Thus, letters of intent designed to facilitate agreements and allow the parties to fully understand what the transaction entails can become barriers to the agreement if the parties do not understand the letter of intent carefully and clearly. Since lawyers are often invited to participate after signing the letter of intent in an effort to save money, the letter of intent often does not contain crucial conditions for a successful conclusion of the negotiation. It is not uncommon for a contract entirely drawn up with its exhibits to be tens, if not hundreds, of pages. Most letters of intent are less than ten pages, sometimes one or two pages, or even an email. Therefore, the lower cost of a letter of intent in the intermediate stages of a transaction makes sense; It allows for due diligence and/or seeking funding without spending the substantial legal and accounting bills that a full-fledged agreement would require. Each [GREEN] language highlighted must be filled in by the user. Any language highlighted [YELLOW] is considered optional or conditional by the bar community. Consult a lawyer before using this document. This document is not a substitute for legal advice or services. For more information, please see our Terms of Use.

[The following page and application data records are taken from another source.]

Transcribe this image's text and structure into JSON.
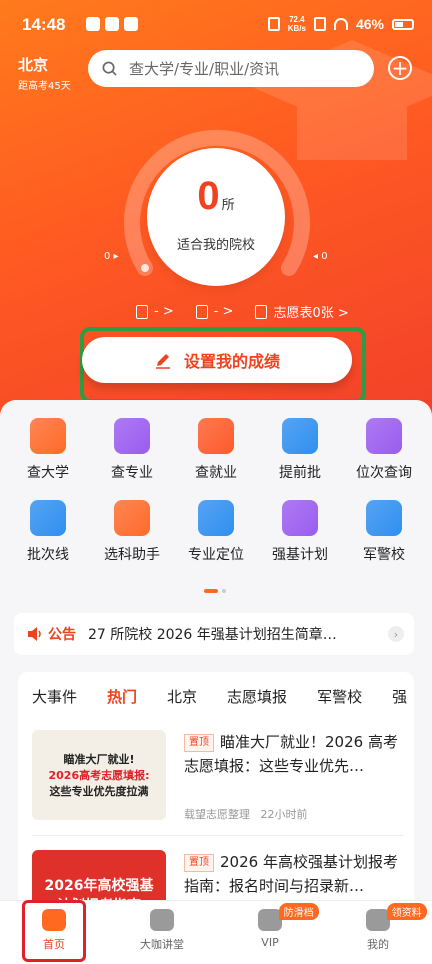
{
  "status_bar": {
    "time": "14:48",
    "net_speed_value": "72.4",
    "net_speed_unit": "KB/s",
    "battery": "46%"
  },
  "location": {
    "city": "北京",
    "countdown": "距高考45天"
  },
  "search": {
    "placeholder": "查大学/专业/职业/资讯"
  },
  "gauge": {
    "count": "0",
    "unit": "所",
    "caption": "适合我的院校",
    "left_value": "0",
    "right_value": "0"
  },
  "stats": {
    "item1": "- >",
    "item2": "- >",
    "item3": "志愿表0张 >"
  },
  "score_button": {
    "label": "设置我的成绩"
  },
  "grid_row1": [
    {
      "label": "查大学",
      "icon": "school-icon",
      "color": "#ff6a2a"
    },
    {
      "label": "查专业",
      "icon": "book-icon",
      "color": "#9a5cf0"
    },
    {
      "label": "查就业",
      "icon": "briefcase-icon",
      "color": "#ff5a2a"
    },
    {
      "label": "提前批",
      "icon": "calendar-check-icon",
      "color": "#2f8ff0"
    },
    {
      "label": "位次查询",
      "icon": "chart-icon",
      "color": "#9a5cf0"
    }
  ],
  "grid_row2": [
    {
      "label": "批次线",
      "icon": "trend-icon",
      "color": "#2f8ff0"
    },
    {
      "label": "选科助手",
      "icon": "cards-icon",
      "color": "#ff6a2a"
    },
    {
      "label": "专业定位",
      "icon": "document-icon",
      "color": "#2f8ff0"
    },
    {
      "label": "强基计划",
      "icon": "flag-doc-icon",
      "color": "#9a5cf0"
    },
    {
      "label": "军警校",
      "icon": "shield-star-icon",
      "color": "#2f8ff0"
    }
  ],
  "notice": {
    "tag": "公告",
    "text": "27 所院校 2026 年强基计划招生简章…"
  },
  "tabs": [
    "大事件",
    "热门",
    "北京",
    "志愿填报",
    "军警校",
    "强"
  ],
  "articles": [
    {
      "pin": "置顶",
      "title": "瞄准大厂就业！2026 高考志愿填报：这些专业优先…",
      "meta_source": "载望志愿整理",
      "meta_time": "22小时前",
      "thumb_line1": "瞄准大厂就业!",
      "thumb_line2": "2026高考志愿填报:",
      "thumb_line3": "这些专业优先度拉满"
    },
    {
      "pin": "置顶",
      "title": "2026 年高校强基计划报考指南：报名时间与招录新…",
      "thumb_line1": "2026年高校强基",
      "thumb_line2": "计划报考指南"
    }
  ],
  "bottom_nav": [
    {
      "label": "首页",
      "icon": "home-icon"
    },
    {
      "label": "大咖讲堂",
      "icon": "video-icon"
    },
    {
      "label": "VIP",
      "icon": "vip-icon",
      "badge": "防滑档"
    },
    {
      "label": "我的",
      "icon": "profile-icon",
      "badge": "领资料"
    }
  ],
  "colors": {
    "brand": "#ff6a20",
    "accent": "#f0421f",
    "highlight": "#2e9c46"
  }
}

In international law, a declaration of intent is a mutual political agreement between two or more parties. It is less formal than a contract and is not legally binding. They are popular in international relations because, unlike treaties and treaty negotiations, they take little time to ratify and can remain confidential. Letters of intent can also be used to amend existing legal contracts. In the example above, note that the binding commitment of such a letter of intent would likely only be sufficient to allow for due diligence or other similar actions. If bank financing is found to be available on acceptable terms, or if no undisclosed liability or deficiencies are identified during due diligence, the parties generally agree that the letter of intent will then become a fully binding agreement or will be reduced to a fully binding contract within a certain period of time, and that the binding contract will comply with the basic terms of the MOU. The letter of intent becomes a binding agreement to reach a binding agreement with more details. A common additional term is that no offer from an external party is considered during due diligence.

Typically, there is a deadline by which due diligence must be completed, otherwise the entire transaction will be declared invalid. Letters of intent are generally not legally binding and are less formal documents than a more binding contract. However, they are taken seriously in business transactions. Declarations of intent are stronger than a gentleman`s agreement or a handshake. These are often the first steps companies take towards a legal contract. A Memorandum of Understanding (MOU) is a written agreement between the parties that expresses their unanimous will. This type of document also describes the intention of a common approach. A MOU can be bilateral (between two parties) or multilateral (between more than two parties).